Expanded rail service for Springfield, Holyoke, Northampton and Greenfield may begin Aug. 30; test trains running overnight this week
SPRINGFIELD — Daily passenger train service between the city’s Union Station, Holyoke, Northampton and Greenfield could begin as soon as Aug. 30.
But the start date could be pushed back depending on results of passengerless nighttime test runs Amtrak is making from Springfield to Greenfield along the Knowledge Corridor line this week, according to the Massachusetts Department of Transportation.
Amtrak and MassDOT had planned to begin the service earlier this summer, but it was delayed due to track and signal work in Greenfield, according to MassDOT.
In a statement, Amtrak said it’s running one or two round trips overnight through Friday between 11 p.m. and 5 a.m.
Officials have said the test runs are meant to familiarize staffers with the route and make sure Amtrak’s equipment can operate safely on the line that already hosts Amtrak’s Vermonter long-distance train running from St. Albans, Vermont, to Washington.
Amtrak is warning folks to be aware near rail crossings.
Speeds on the line reach nearly 80 mph on long stretches of straightaway north of Northampton and between Holyoke and Northampton along the river.
The Knowledge Corridor Train, now called the Valley Flyer, will offer two round trips on weekdays -- morning and night -- and one round trip on weekends.
The trains will be a continuation of Amtrak shuttles from Springfield to New Haven, Connecticut, part of the Hartford Line service it has operated with CTrail for 14 months now.
It’s a test program with trains only funded for two years.
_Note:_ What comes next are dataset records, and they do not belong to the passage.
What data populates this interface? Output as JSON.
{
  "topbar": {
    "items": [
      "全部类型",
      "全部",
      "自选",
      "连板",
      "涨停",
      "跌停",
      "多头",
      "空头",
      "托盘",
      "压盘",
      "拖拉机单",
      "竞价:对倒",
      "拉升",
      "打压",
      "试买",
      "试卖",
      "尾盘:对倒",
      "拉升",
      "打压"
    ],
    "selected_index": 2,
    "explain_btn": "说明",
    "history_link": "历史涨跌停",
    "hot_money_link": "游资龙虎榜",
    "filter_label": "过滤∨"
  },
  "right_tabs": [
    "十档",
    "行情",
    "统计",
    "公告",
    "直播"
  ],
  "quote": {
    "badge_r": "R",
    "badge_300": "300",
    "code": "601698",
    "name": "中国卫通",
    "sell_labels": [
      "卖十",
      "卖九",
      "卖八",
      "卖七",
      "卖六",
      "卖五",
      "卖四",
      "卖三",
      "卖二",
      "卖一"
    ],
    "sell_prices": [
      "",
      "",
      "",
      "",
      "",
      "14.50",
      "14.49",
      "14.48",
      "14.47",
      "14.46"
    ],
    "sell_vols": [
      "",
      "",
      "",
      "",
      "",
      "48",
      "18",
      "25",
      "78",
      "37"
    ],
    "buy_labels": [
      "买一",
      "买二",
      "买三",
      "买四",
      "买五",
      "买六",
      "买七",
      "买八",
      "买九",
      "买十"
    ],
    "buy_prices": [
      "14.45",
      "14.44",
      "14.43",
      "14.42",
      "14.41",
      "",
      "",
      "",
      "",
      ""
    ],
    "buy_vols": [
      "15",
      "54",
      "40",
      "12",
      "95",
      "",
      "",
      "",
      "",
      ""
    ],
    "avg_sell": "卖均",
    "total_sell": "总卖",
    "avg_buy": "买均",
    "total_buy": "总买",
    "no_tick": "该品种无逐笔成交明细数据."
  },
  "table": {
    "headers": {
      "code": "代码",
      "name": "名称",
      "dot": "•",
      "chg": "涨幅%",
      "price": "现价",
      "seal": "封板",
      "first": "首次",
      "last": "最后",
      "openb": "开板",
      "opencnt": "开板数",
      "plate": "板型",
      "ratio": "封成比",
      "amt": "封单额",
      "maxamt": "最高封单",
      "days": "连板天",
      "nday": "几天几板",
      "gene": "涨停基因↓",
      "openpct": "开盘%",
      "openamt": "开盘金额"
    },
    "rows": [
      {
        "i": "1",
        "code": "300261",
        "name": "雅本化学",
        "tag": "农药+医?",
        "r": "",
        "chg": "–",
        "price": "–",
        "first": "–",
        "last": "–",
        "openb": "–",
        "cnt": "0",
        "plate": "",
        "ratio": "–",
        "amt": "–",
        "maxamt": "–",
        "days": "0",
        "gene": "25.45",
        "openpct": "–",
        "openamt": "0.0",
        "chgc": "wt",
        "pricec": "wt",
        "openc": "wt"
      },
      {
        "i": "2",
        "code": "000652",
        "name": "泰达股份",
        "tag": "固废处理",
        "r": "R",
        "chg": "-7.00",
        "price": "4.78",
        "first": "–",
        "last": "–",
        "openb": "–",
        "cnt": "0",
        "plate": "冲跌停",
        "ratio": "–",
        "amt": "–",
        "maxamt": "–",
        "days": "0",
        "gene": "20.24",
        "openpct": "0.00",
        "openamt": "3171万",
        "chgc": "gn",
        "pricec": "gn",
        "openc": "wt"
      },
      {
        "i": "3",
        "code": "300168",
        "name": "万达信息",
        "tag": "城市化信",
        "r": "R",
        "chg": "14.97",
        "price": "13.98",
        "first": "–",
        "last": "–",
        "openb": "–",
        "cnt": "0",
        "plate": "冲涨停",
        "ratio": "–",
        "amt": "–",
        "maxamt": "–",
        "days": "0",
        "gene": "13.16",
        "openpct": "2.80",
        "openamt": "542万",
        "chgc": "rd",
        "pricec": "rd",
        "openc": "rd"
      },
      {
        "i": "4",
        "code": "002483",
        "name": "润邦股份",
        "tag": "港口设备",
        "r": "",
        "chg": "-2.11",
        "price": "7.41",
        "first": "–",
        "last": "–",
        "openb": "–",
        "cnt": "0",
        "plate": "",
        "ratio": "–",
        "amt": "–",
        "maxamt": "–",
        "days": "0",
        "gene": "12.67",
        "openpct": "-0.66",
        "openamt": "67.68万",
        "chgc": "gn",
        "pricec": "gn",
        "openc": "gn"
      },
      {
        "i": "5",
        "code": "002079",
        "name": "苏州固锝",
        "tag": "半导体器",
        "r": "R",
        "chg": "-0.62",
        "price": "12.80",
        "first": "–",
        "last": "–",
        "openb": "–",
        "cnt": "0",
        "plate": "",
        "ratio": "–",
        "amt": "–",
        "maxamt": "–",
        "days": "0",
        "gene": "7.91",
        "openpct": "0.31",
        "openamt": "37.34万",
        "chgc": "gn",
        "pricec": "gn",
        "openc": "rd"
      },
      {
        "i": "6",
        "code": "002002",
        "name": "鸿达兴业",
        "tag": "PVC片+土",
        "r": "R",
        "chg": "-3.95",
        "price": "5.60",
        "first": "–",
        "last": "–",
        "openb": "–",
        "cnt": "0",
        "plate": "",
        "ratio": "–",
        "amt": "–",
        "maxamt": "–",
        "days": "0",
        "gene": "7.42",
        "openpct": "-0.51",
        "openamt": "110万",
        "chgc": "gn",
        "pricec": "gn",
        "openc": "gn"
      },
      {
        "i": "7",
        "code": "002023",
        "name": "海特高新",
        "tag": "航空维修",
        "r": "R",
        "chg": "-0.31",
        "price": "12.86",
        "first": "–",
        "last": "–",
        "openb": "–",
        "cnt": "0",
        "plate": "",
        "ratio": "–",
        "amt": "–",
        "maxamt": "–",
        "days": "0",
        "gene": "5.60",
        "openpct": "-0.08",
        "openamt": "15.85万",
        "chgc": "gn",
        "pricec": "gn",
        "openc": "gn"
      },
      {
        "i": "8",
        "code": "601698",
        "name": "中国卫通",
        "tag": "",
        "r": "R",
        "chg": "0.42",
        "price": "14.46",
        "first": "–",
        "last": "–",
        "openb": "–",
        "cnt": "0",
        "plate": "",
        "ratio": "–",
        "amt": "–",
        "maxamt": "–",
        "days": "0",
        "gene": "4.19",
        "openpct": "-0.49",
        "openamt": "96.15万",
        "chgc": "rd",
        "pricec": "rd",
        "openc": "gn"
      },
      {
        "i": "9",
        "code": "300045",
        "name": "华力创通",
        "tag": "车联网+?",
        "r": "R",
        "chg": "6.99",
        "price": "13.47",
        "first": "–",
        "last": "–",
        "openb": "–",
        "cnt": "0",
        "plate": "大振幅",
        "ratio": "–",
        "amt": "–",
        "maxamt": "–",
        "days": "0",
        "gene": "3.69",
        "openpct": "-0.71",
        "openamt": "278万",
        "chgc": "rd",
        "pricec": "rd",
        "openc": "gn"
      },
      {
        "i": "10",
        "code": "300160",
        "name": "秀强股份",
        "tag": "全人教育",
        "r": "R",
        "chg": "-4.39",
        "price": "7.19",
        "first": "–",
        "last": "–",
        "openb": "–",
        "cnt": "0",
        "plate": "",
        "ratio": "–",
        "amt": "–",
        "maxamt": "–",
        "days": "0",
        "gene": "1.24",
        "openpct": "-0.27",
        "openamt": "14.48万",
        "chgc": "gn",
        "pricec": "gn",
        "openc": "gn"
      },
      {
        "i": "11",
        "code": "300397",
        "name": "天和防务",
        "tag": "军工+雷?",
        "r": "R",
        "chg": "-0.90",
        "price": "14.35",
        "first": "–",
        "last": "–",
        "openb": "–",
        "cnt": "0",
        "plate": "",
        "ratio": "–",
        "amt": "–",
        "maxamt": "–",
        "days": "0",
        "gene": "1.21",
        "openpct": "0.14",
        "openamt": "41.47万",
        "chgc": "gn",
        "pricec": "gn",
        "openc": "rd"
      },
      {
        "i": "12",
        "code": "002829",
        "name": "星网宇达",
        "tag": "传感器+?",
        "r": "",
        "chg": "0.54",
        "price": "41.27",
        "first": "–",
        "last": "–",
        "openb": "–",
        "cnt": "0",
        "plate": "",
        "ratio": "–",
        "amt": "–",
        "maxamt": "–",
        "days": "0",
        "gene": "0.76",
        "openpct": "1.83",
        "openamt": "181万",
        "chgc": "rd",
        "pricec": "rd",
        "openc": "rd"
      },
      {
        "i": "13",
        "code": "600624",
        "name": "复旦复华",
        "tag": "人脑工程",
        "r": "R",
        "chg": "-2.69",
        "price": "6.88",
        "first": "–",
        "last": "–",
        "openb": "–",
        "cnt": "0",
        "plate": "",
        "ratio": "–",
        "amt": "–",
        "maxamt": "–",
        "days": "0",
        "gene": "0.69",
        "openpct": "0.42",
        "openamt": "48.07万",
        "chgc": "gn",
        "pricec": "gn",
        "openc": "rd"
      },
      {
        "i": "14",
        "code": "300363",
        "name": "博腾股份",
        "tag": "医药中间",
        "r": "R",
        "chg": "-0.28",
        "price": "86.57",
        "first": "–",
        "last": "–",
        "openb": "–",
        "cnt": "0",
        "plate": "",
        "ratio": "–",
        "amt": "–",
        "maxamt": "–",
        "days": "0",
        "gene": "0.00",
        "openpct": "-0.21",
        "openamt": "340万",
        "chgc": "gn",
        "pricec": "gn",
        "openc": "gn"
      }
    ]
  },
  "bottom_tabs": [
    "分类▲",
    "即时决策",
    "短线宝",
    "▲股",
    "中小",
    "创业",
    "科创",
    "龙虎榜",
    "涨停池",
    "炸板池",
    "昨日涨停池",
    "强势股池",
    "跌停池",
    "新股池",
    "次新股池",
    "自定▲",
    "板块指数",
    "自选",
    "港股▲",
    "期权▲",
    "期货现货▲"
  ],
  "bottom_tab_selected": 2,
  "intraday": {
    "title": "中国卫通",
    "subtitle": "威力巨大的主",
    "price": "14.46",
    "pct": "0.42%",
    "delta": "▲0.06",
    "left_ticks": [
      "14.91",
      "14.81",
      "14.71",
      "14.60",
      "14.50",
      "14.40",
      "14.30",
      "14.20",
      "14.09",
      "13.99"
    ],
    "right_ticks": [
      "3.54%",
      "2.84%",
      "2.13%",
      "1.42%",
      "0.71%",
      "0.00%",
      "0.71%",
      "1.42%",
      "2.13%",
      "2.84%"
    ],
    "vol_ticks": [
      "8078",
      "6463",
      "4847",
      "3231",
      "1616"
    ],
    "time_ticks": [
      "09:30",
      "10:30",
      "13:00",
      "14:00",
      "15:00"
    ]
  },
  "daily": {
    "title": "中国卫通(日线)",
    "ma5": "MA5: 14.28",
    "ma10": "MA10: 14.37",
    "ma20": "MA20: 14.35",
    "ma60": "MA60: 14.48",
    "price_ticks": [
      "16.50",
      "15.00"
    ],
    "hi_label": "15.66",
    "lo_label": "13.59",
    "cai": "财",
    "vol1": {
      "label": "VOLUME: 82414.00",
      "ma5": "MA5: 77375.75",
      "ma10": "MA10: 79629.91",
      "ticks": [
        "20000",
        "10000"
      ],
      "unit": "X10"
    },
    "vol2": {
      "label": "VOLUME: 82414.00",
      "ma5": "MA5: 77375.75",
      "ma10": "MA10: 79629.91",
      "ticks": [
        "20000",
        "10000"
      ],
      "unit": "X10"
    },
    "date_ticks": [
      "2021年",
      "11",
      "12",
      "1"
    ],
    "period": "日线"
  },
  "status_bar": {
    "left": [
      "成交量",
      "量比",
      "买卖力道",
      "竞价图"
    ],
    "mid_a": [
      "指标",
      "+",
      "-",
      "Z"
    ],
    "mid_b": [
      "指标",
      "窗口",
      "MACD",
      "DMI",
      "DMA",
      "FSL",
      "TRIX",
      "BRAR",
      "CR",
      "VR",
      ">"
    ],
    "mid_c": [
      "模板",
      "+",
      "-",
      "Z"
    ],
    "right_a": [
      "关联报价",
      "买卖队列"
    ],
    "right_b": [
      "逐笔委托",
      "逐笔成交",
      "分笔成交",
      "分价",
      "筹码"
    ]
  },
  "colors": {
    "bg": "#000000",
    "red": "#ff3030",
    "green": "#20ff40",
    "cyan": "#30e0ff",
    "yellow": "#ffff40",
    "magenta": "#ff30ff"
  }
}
MassDOT will judge whether to continue depending on how well the train is used.
Gov. Charlie Baker and U.S. Rep. Richard E. Neal, D-Springfield, announced the rail plans last year at a news conference in Union Station. Neal long championed the $108 million rehab of Union Station including $11 million of platform and elevator work for Platform C that will make it accessible to those with physical handicaps.
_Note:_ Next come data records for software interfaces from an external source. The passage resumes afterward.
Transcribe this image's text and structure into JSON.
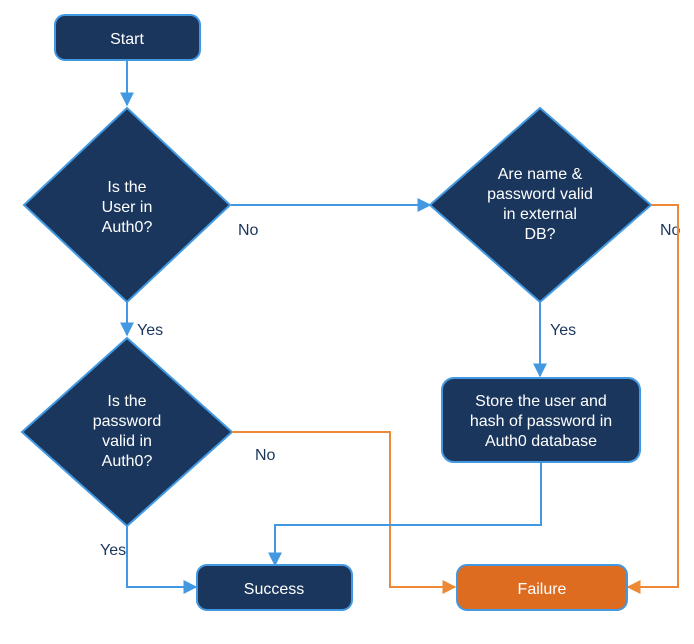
{
  "nodes": {
    "start": "Start",
    "d1_l1": "Is the",
    "d1_l2": "User in",
    "d1_l3": "Auth0?",
    "d2_l1": "Are name &",
    "d2_l2": "password valid",
    "d2_l3": "in external",
    "d2_l4": "DB?",
    "d3_l1": "Is the",
    "d3_l2": "password",
    "d3_l3": "valid in",
    "d3_l4": "Auth0?",
    "store_l1": "Store the user and",
    "store_l2": "hash of password in",
    "store_l3": "Auth0 database",
    "success": "Success",
    "failure": "Failure"
  },
  "labels": {
    "d1_no": "No",
    "d1_yes": "Yes",
    "d2_no": "No",
    "d2_yes": "Yes",
    "d3_no": "No",
    "d3_yes": "Yes"
  },
  "colors": {
    "nodeFill": "#1a365d",
    "nodeStroke": "#4299e1",
    "failureFill": "#dd6b20",
    "connectorBlue": "#4299e1",
    "connectorOrange": "#ed8936"
  }
}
That means the new Amtrak service as far north as Greenfield will connect with Amtrak and Metro-North trains to New York City.
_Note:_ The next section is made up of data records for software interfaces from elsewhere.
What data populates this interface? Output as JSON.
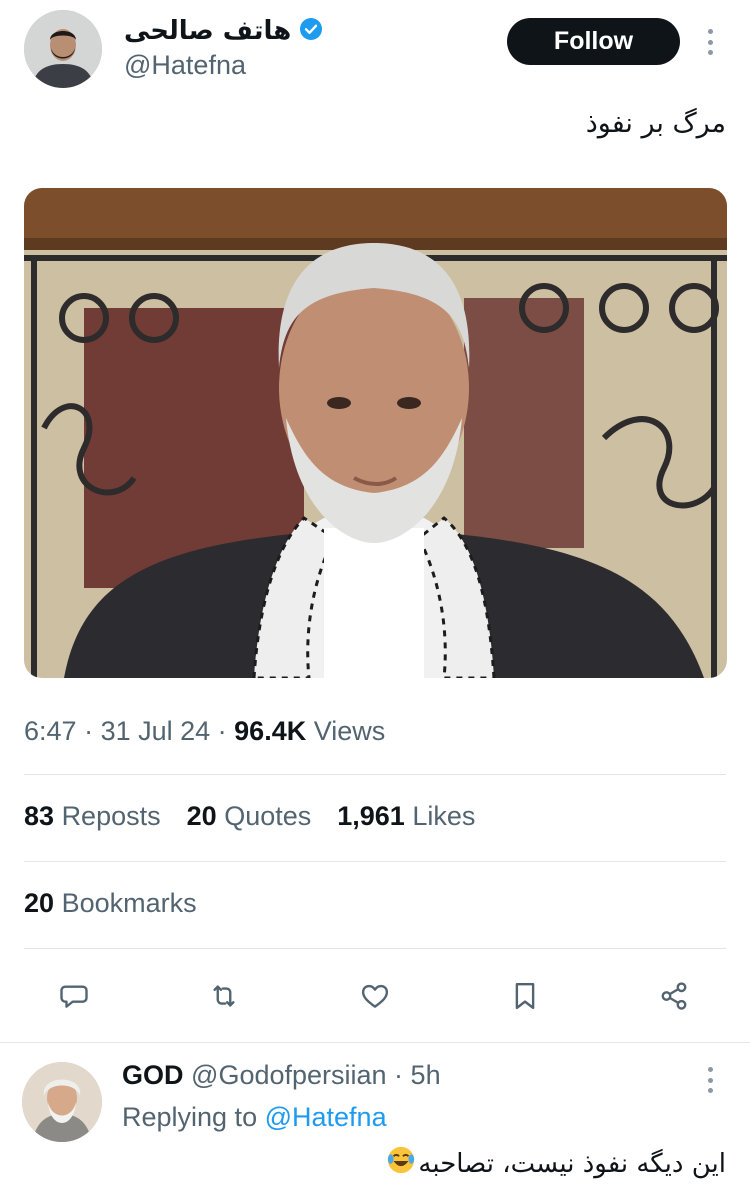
{
  "tweet": {
    "author": {
      "display_name": "هاتف صالحی",
      "handle": "@Hatefna",
      "verified": true
    },
    "follow_label": "Follow",
    "text": "مرگ بر نفوذ",
    "time": "6:47",
    "date": "31 Jul 24",
    "views_count": "96.4K",
    "views_label": "Views",
    "stats": {
      "reposts_count": "83",
      "reposts_label": "Reposts",
      "quotes_count": "20",
      "quotes_label": "Quotes",
      "likes_count": "1,961",
      "likes_label": "Likes",
      "bookmarks_count": "20",
      "bookmarks_label": "Bookmarks"
    },
    "actions": [
      "reply-icon",
      "repost-icon",
      "like-icon",
      "bookmark-icon",
      "share-icon"
    ]
  },
  "reply": {
    "display_name": "GOD",
    "handle": "@Godofpersiian",
    "age": "5h",
    "replying_label": "Replying to",
    "replying_to": "@Hatefna",
    "text": "این دیگه نفوذ نیست، تصاحبه",
    "emoji": "face-with-tears-of-joy"
  },
  "colors": {
    "text": "#0f1419",
    "secondary": "#536471",
    "accent": "#1d9bf0",
    "divider": "#e1e5e8"
  }
}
In January 2010, Massachusetts was awarded $70 million in federal stimulus funds for design and construction of the Knowledge Corridor along the Connecticut River. Track restoration began in 2013 and was completed in late 2014. Amtrak’s Vermonter service was rerouted onto this shorter and faster line, avoiding a turnaround in Palmer.
Tickets for expanded Knowledge Corridor/Valley Flyer service are not yet available on Amtrak’s website.